== The task ==
In the material below, find each line holding the string "accent" and copy it.
+++ Entries provided
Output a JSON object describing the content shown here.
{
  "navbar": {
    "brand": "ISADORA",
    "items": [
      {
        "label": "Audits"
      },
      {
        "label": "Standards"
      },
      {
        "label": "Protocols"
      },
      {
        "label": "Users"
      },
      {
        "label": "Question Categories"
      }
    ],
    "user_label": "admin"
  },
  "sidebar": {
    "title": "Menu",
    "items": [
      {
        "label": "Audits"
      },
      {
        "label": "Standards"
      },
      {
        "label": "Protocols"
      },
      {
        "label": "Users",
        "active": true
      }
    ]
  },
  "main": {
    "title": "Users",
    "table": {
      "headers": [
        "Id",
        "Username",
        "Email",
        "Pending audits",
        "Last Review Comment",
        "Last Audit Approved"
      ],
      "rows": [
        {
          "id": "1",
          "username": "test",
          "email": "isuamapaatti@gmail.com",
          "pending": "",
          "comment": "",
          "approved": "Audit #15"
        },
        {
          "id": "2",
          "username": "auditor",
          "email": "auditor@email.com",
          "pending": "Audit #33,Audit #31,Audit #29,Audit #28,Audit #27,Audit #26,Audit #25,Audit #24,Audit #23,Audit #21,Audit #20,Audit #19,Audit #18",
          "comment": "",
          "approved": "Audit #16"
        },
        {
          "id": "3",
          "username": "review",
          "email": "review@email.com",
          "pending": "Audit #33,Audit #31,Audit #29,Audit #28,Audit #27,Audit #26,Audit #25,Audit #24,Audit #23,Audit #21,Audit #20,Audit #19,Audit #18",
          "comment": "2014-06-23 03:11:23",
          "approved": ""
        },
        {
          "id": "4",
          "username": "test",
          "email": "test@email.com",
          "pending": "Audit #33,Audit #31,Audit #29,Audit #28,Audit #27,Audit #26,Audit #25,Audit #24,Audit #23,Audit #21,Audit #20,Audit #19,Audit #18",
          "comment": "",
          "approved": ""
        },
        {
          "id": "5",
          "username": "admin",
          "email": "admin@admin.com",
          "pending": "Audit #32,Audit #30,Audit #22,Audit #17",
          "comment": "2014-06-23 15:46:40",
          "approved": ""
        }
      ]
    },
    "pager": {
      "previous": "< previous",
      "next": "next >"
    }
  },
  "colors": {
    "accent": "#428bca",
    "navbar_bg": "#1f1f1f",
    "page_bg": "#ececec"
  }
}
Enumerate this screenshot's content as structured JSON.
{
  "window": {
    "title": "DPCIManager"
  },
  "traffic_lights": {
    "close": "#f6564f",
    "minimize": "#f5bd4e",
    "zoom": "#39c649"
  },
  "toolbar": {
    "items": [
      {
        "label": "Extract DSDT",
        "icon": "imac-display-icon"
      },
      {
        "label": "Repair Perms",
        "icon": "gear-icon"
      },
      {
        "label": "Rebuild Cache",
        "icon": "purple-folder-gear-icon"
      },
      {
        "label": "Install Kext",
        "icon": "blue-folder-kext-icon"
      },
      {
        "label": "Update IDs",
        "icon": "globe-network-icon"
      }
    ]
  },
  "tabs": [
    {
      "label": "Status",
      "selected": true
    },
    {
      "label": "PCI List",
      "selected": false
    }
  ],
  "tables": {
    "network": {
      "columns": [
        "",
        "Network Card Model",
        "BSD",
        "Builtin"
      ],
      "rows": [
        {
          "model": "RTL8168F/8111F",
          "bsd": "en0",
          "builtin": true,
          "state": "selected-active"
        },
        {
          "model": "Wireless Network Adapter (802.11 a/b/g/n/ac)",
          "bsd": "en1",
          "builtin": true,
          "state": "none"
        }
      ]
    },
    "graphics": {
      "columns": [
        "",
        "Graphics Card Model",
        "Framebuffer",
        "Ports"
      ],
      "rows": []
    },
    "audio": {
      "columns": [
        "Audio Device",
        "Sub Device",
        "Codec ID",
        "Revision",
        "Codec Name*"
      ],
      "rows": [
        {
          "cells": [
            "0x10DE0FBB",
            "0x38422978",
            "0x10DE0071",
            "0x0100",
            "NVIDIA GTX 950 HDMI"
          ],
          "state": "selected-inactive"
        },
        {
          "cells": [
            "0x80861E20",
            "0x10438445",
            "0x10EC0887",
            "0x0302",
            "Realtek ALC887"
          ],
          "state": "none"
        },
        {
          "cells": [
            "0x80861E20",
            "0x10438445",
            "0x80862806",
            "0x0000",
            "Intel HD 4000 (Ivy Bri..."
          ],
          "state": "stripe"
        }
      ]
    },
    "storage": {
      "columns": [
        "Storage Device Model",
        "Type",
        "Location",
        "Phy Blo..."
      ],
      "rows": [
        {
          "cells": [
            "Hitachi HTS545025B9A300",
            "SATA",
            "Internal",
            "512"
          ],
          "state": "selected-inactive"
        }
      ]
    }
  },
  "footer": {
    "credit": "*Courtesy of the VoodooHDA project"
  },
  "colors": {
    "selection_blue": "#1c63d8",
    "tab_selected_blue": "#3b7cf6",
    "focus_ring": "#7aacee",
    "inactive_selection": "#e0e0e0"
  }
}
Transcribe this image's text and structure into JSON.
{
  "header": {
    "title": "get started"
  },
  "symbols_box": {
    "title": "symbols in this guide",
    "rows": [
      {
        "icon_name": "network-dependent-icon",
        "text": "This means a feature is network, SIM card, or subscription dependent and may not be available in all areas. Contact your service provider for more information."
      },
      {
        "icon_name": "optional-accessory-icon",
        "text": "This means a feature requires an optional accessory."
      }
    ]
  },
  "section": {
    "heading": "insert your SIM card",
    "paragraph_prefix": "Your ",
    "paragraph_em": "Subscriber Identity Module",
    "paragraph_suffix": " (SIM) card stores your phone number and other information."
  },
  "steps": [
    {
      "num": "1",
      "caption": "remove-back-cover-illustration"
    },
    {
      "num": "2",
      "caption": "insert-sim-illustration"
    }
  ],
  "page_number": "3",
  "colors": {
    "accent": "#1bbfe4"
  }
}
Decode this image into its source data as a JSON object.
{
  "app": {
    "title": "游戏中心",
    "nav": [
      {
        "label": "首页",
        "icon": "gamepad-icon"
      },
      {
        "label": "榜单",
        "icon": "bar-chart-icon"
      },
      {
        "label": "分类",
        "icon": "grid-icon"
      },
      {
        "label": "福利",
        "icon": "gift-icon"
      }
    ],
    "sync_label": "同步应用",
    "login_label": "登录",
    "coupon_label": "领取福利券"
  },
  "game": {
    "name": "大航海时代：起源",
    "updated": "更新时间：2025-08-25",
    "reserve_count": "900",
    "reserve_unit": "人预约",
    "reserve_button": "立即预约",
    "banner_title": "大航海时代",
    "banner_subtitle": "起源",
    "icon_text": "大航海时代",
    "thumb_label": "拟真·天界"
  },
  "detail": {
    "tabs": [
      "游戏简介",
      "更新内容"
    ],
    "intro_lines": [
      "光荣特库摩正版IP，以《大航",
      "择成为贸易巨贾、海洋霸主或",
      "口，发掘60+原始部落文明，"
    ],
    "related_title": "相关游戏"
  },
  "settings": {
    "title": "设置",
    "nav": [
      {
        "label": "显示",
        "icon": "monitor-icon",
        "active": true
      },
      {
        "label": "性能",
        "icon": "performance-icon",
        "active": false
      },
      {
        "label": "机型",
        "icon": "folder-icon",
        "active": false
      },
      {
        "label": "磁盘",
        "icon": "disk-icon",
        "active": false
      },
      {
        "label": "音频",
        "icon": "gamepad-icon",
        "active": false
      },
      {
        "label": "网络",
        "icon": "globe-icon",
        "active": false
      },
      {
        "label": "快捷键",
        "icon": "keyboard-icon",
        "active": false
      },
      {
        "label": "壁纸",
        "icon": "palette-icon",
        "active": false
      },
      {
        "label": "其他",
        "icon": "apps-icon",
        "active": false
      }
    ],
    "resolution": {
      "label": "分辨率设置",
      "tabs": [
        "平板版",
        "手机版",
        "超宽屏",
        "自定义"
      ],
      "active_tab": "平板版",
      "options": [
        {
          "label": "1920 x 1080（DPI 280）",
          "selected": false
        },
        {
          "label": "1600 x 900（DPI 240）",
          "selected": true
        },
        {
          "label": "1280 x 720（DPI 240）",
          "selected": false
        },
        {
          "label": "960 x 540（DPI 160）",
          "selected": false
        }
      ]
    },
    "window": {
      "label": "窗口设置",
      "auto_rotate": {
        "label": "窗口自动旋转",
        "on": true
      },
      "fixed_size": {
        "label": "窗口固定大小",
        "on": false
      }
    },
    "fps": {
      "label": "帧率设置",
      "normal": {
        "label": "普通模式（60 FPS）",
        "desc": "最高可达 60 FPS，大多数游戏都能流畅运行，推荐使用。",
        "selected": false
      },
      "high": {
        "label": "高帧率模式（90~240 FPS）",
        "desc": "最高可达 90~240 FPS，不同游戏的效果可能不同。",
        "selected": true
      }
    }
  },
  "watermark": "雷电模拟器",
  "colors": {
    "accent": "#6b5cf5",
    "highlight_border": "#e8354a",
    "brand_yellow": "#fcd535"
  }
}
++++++
== Written reply ==
    "accent": "#428bca",
    "accent": "#1bbfe4"
    "accent": "#6b5cf5",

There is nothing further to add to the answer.